The Bipartisan Budget Act of 2018 amended the postacute care transfer policy to include discharges to hospice care effective for discharges on or after October 1, 2018.  If the discharge is assigned to one of the MS-DRGs subject to the transfer policy, and the patient is transferred to hospice care by a hospice program, the discharge would be subject to payment as a transfer case.  CMS estimates Medicare payments will be reduced by $240 million in FFY 2019 due to this expansion.

X. Inpatient Psychiatric Facilities

The impact of the final rule for inpatient Psychiatric facilities is estimated to increase Medicare payments by $50 million in FFY 2019.  The net update factor to payments is an increase of 1.1% resulting in a Federal per diem base rate for FFY 2019 of $782.78, a slight increase over the FFY 2018 per diem of $771.35. 

XI. Long Term Acute Care (“LTCH”)

CMS’s payment and policy changes for FFY 2019 are set to include a net market basket increase of 1.35% in the LTCH PPS standard payment rate for those facilities who submit quality data.  LTCH’s that do not submit quality data will incur a -2.0% reduction.  The final rules continue the transition of the new site neutral payment rate required under the Pathway for SGR Reform Act of 2013.  However, the Bipartisan Budget Act of 2018 extended the transitional blended payment rate for site neutral payment cases for 2 years and provided an adjustment to the payments for discharges paid under the site neutral rate through FY 2026.   Removal of some quality reporting initiatives have also been finalized, which have either had significant operational challenges with reporting or are duplicative of other measures in the program.

XII. Inpatient Rehabilitation Facilities (“IRF”)

The impact of the final rules for IRF’s is estimated to increase Medicare payments by 1.3% or $105 million in FFY 2019.  The net update factor to payments is an increase of 1.01% resulting in a standard payment conversion factor for FFY 2019 of $16,021, an increase over the FFY 2018 amount of $15,838.  In the final rule, CMS is also reducing the regulatory burden for IRF’s by easing documentation requirements, as well as by removing items from the IRF patient assessment instrument. 

XIII. Skilled Nursing Facilities

The FFY 19 final rule for skilled nursing facilities’ payment rates provide an increase in the market basket factor of 2.4%, or $820 million.  The final rule not only addresses the payment rate updates, but also a replacement of the current Resource Utilization Group case-mix classification system beginning on October 1, 2019. 
CMS believes the new reimbursement system, called Patient-Driven Payment Model (“PDPM”), will better account for resident characteristics and care needs, while reducing administrative complexity.

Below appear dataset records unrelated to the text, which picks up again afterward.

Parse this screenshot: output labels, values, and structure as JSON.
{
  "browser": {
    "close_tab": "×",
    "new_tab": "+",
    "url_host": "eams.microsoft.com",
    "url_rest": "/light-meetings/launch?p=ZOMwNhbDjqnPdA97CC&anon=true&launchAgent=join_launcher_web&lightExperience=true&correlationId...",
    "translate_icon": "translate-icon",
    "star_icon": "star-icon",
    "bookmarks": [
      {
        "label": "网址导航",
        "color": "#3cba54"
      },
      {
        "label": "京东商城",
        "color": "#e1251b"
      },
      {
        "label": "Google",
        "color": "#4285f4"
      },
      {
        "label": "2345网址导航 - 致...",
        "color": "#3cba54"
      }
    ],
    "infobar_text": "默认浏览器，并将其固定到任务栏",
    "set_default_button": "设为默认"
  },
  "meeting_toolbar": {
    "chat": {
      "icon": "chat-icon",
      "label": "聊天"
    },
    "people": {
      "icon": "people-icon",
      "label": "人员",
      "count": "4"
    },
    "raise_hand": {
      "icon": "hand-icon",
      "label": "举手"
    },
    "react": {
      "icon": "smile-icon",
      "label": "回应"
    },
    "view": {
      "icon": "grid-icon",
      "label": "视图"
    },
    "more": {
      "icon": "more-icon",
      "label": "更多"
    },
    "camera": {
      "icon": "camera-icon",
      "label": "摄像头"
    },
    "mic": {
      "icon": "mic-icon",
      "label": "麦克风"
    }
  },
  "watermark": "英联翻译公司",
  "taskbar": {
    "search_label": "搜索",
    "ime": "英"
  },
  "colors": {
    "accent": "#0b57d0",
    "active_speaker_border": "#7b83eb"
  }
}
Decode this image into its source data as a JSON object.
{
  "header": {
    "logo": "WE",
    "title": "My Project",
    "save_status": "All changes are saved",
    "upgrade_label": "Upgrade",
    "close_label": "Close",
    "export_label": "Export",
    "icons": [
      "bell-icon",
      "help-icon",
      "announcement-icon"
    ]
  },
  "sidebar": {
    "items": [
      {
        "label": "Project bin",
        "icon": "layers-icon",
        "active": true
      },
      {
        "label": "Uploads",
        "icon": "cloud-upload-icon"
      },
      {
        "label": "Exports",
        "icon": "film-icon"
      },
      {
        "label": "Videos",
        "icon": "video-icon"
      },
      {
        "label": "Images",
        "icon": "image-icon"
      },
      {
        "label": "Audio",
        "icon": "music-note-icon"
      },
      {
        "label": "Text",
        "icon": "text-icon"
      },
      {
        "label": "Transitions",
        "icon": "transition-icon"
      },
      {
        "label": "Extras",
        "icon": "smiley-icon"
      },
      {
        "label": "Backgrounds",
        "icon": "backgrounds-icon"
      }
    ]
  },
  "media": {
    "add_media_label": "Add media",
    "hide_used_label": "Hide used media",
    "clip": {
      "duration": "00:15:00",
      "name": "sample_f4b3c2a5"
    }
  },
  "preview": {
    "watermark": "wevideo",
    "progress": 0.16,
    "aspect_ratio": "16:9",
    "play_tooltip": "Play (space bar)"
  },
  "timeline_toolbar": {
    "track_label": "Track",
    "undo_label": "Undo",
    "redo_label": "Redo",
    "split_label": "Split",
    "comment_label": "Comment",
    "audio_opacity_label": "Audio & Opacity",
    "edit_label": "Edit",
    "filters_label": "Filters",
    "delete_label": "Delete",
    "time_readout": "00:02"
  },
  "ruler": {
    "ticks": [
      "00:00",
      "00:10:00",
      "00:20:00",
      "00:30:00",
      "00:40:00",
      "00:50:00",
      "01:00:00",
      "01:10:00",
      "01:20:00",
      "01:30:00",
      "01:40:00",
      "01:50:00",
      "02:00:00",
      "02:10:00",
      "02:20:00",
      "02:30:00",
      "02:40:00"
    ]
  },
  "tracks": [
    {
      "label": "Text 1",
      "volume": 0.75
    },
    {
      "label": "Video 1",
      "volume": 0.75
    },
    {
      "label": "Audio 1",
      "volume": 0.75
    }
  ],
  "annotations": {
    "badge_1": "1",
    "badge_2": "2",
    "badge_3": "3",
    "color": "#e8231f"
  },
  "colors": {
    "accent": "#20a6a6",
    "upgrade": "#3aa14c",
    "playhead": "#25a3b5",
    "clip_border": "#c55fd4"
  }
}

SunStone Consulting offers a full line of Reimbursement Solutions specifically geared to assist our clients manage the ever-changing regulatory environment.  For more information about the FFY 2019 final IPPS Rule or any questions regarding our solutions, please contact Jim O’Connell, Principal, at